The pace at which skateboarding has exploded in recent years has brought its own brand of celebrity. As we leave Parallel, bound for the Forum skatepark by the beach, the locals bring this point home as they start their assault. They run up screaming, some asking for gear and signatures, some demanding them. They’re so stoked to see these guys ride and hang with them that they bang on the doors and windows of the van as we pile in.
At Forum, Theotis takes the brunt of it and finds himself engulfed in a small mob scene. He’s all smiles and even goes as far as hooking some lucky kid up with the hat off his head. The kid gets so excited it nearly brings on a nosebleed. Then things get weird and they all start asking for the rest of his clothes, even down to his shoes and pants. If they had their way, he would’ve been left streaking through Barcelona.
One well-executed escape plan later, we drive up the winding roads to Tibidabo, the mountaintop cathedral that looks out over the Mediterranean. After a long day skating in sweltering heat, us hangers-on (journalists, photographers and general entourage) get a chance to mellow out. But Theotis and Eric are still on the clock. The golden hour casts a warm glow over the city and the filmers and photographers break out their cameras, setting up some portraits, cityscapes and a few time-lapses for the tour footage.
Eric splits to film some heavy session at a local handrail, so Theotis is on call now. He puts on his Skullcandy headphones, as instructed, and moves into shot. Even after an exhausting skate session, he’s got nothing but good vibes for the shoot.
As the golden hour fades, the photo session comes to an end and everyone clocks off. The workday is over and Barcelona’s evening siren song begins again. Beer, tapas, beer, MACBA, skate, beer.

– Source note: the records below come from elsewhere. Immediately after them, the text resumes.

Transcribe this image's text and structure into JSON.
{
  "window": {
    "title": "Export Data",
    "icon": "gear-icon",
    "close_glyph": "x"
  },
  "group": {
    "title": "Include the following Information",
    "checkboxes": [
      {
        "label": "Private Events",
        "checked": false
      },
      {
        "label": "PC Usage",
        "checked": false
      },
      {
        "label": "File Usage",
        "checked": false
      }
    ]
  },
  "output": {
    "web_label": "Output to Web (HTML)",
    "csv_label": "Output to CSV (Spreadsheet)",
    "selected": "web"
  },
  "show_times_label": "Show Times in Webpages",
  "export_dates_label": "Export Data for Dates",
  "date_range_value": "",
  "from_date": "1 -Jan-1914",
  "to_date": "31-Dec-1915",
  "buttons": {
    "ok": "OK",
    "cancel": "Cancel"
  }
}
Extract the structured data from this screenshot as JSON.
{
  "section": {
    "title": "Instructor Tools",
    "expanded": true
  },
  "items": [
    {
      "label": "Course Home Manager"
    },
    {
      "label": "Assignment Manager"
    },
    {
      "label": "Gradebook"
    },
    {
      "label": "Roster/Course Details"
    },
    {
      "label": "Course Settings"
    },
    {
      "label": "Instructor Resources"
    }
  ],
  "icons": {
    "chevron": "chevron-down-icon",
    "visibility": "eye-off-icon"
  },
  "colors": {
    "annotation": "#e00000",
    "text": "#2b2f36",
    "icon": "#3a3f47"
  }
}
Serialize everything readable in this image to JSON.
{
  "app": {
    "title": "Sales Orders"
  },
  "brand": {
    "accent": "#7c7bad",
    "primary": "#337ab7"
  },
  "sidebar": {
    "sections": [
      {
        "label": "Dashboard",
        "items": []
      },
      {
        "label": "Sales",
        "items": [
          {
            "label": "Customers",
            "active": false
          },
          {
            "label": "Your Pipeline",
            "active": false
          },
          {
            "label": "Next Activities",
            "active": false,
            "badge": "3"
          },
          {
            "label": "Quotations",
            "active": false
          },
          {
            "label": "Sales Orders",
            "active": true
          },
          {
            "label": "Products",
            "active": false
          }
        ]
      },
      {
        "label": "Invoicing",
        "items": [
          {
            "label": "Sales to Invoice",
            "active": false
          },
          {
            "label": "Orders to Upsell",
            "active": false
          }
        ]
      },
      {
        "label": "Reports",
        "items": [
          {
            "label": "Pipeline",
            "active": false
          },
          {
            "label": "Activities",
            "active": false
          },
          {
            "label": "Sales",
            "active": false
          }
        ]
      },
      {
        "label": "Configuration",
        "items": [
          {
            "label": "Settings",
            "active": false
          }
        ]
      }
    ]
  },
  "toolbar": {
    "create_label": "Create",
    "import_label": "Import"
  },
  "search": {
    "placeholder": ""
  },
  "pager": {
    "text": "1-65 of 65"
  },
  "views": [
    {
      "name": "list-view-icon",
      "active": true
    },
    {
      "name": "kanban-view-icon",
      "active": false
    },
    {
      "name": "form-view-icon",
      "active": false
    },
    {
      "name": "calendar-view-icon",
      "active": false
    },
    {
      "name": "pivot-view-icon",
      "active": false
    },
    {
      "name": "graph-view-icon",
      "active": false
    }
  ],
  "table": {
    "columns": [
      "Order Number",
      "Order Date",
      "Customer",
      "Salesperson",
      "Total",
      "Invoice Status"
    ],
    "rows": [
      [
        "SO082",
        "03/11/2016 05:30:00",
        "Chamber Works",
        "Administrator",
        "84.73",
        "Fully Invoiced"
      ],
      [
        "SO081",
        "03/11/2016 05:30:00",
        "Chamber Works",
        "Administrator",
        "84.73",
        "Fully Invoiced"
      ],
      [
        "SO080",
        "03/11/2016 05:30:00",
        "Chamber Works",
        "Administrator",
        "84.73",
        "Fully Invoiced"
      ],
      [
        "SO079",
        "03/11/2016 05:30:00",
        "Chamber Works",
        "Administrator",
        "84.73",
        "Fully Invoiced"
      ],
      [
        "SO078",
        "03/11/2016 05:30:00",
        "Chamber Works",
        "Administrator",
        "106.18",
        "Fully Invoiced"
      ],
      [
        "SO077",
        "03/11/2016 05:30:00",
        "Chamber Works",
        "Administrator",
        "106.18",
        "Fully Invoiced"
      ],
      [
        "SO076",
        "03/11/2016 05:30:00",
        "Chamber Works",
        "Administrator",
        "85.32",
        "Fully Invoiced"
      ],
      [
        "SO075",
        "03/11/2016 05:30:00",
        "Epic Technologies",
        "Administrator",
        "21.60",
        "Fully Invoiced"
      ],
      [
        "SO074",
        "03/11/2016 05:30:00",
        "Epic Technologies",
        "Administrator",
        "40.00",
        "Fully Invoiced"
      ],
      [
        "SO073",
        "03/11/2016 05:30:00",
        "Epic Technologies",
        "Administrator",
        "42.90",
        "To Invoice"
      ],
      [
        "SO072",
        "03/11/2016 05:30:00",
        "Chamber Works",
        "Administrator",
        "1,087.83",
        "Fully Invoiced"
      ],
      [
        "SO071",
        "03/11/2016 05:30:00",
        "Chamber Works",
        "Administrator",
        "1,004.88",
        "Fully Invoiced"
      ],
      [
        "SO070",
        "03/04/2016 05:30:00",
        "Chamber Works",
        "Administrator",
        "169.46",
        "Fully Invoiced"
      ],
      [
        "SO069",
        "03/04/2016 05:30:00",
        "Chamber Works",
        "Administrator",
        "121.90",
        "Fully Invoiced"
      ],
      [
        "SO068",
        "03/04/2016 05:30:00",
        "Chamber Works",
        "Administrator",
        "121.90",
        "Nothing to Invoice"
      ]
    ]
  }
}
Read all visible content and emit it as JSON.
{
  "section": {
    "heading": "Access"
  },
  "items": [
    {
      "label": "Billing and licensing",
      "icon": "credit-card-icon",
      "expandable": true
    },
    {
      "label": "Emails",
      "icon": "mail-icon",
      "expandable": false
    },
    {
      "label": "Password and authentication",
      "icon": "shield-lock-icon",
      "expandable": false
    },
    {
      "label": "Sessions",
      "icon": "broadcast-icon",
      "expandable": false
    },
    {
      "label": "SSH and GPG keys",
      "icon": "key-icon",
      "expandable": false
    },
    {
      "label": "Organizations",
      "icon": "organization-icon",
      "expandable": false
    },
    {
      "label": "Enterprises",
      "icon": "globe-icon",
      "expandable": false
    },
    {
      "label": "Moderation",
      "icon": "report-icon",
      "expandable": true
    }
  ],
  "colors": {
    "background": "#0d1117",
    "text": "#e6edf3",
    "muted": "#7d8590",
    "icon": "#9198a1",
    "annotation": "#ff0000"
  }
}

The next few days are a fast-paced blur of ‘cultural’ excursions around the city. Speedy photo shoots take place at every tourist hotspot in town, from Gaudi’s still-unfinished Sagrada Familia, to the castle on Montjuïc, to an interesting, albeit sketchy shoot on the beach with some domino-playing, tattoo-covered Catalan ex-cons. In the space of a few hours, dozens of pictures of Koston and Beasley – sponsors’ logos emblazoned across their chests — are Instagrammed and Tweeted across the globe.
It may seem counter-intuitive, this lack of spontaneity, to skateboarding’s raw and reckless roots. But, in many ways, all the posing, product placement and paparazzi’ing seems like a relatively small price to pay for a ticket around the world. Whatever way you look at it, they’re still in Barcelona, they’re still roaming the globe, they’re still both riding to live and living to ride. That kind of rewarding work is undoubtedly more than can be said of most jobs.
“I started travelling around, I mean really travelling the world, when I was nineteen,” Eric remarks. “I learned the world from skateboarding. It really does totally culture you; it opens your eyes.”